In addition to the $15 million over three years that was announced in Budget 2022, Ontario is committing an additional $25 million over the next three years to increase the number of skilled immigrants it accepts. The investment will help the province’s economy thrive while addressing workforce shortages.
One-third of all immigrants to Canada land in Ontario, which is the country’s most frequent landing location. The province and the federal government declared that they would double the number of economic immigrants they would choose, bringing the total to a record-breaking 18,000 by 2025.
“Our government is prepared to welcome additional skilled immigrants to Ontario to assist in the construction of the roads, transportation, schools, housing, and hospitals that our expanding population requires. We’re doing everything we can to make sure we have the workforce needed to contribute to the development of Ontario as we continue to address historic labor shortages.” Doug Ford, the premier of Ontario, declared, “Everybody’s on deck.”
The increased investment in Budget 2023 will expedite the application process and make sure that newcomers to Ontario may begin working in their professions soon, according to the Ontario website. To ensure that the system can handle growing demand both now and in the future, the cash will improve security and other Technology enhancements.
The Ontario Immigrant Nominee Program: what is it?
The provincial nominee program for Ontario is called the Ontario Immigrant Nominee Program (OINP) (PNP). The PNP is the most popular route for skilled workers to come to Canada.
Prospective immigrants having the knowledge and expertise sought after by the province may be granted a provincial nomination through OINP by Ontario, following which they can submit an application to IRCC for Canadian permanent residence.
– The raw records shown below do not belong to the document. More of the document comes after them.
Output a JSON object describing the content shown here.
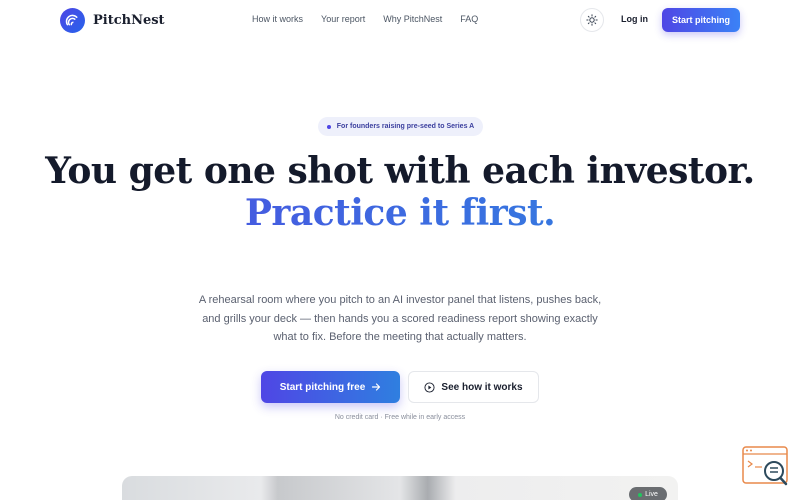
{
  "brand": {
    "name": "PitchNest",
    "accent": "#4f46e5"
  },
  "nav": {
    "links": [
      "How it works",
      "Your report",
      "Why PitchNest",
      "FAQ"
    ],
    "login": "Log in",
    "cta": "Start pitching"
  },
  "hero": {
    "badge": "For founders raising pre-seed to Series A",
    "headline": "You get one shot with each investor.",
    "headline_accent": "Practice it first.",
    "subtext": "A rehearsal room where you pitch to an AI investor panel that listens, pushes back, and grills your deck — then hands you a scored readiness report showing exactly what to fix. Before the meeting that actually matters.",
    "primary_cta": "Start pitching free",
    "secondary_cta": "See how it works",
    "fine_print": "No credit card · Free while in early access"
  },
  "preview": {
    "live_label": "Live"
  },
  "icons": {
    "theme": "sun-icon",
    "arrow": "arrow-right-icon",
    "play": "play-circle-icon",
    "widget": "search-chat-icon"
  }
}
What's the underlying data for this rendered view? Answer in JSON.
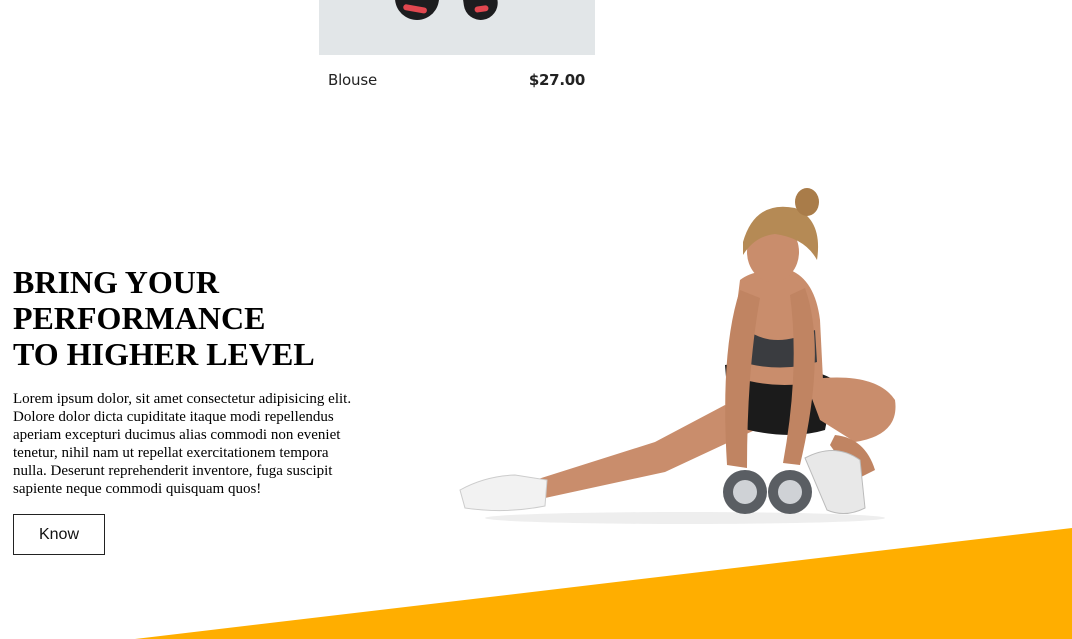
{
  "product": {
    "name": "Blouse",
    "price": "$27.00"
  },
  "hero": {
    "title_lines": [
      "BRING YOUR",
      "PERFORMANCE",
      "TO HIGHER LEVEL"
    ],
    "description": "Lorem ipsum dolor, sit amet consectetur adipisicing elit. Dolore dolor dicta cupiditate itaque modi repellendus aperiam excepturi ducimus alias commodi non eveniet tenetur, nihil nam ut repellat exercitationem tempora nulla. Deserunt reprehenderit inventore, fuga suscipit sapiente neque commodi quisquam quos!",
    "button_label": "Know"
  },
  "colors": {
    "accent": "#ffae00",
    "product_bg": "#e2e6e8",
    "text": "#000000"
  },
  "images": {
    "product": "sneakers",
    "hero": "woman-lunging-with-dumbbells"
  }
}
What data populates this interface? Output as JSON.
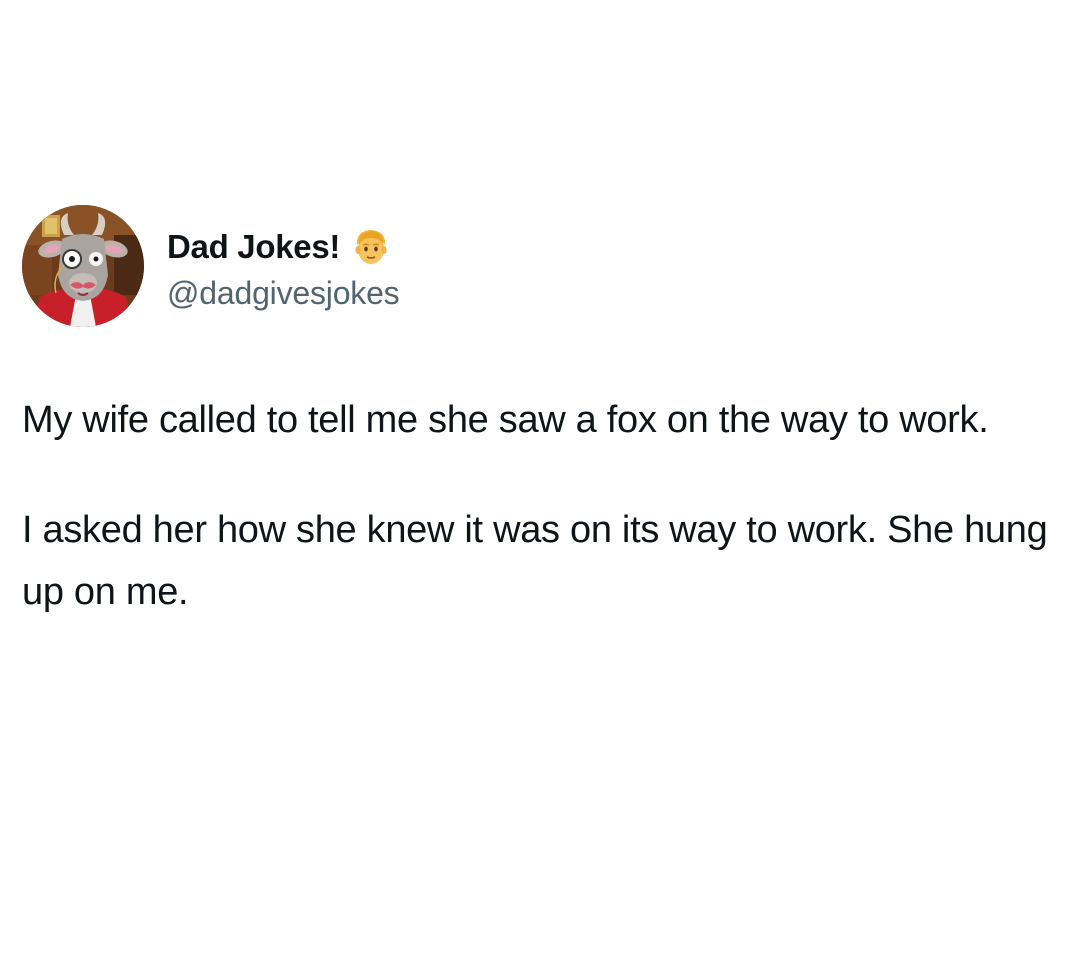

Some of the Ontario PNP streams are upgraded streams, while others are base streams. The federal government uses the Express Entry system to oversee applications for permanent residence submitted through Canada’s three primary economic class immigration programs. Improved streams are those that are in line with this system.
Candidates are given a Comprehensive Ranking System (CRS) score based on points through Express Entry. The top candidates are then given the opportunity to submit an application for permanent residence. An additional 600 points are awarded to those who have nominations from enhanced provincial programs, practically guaranteeing them an Invitation to Apply (ITA) for permanent residency.
Basic streams are those that don’t comply with Express Entry’s systems. Applicants who receive a provincial nomination must submit a direct application to IRCC.
“Responsible, targeted approach to aid people and businesses now while creating a strong budgetary foundation for future generations” is how the Ontario 2023 Budget, titled Building a Strong Ontario, is described.
In addition to the $25 million investment in the OINP, the budget includes several significant policies that would impact immigrants from Ontario. The administration promises to make investments in skill development, revamp the apprenticeship and skilled trades systems, and assist recent immigrants in using their abilities.
In order to assist workers and job seekers in acquiring the skills they need to take on new opportunities and progress their careers, Ontario is specifically allocating $75 million into the Skills Development Fund over the next three years. In order to provide access to training facilities and prepare more people for employment in the skilled trades and other in-demand occupations, the government is also investing $224 million in 2023 and 2024 in a new capital stream of the Skills Development Fund.
The housing crisis and difficulties with home affordability are also covered in the Budget. By 2031, the government hopes to have constructed 1.5 million dwellings. Changes to help build more homes and improve living will be implemented through the More Homes Built Faster Act, 2022.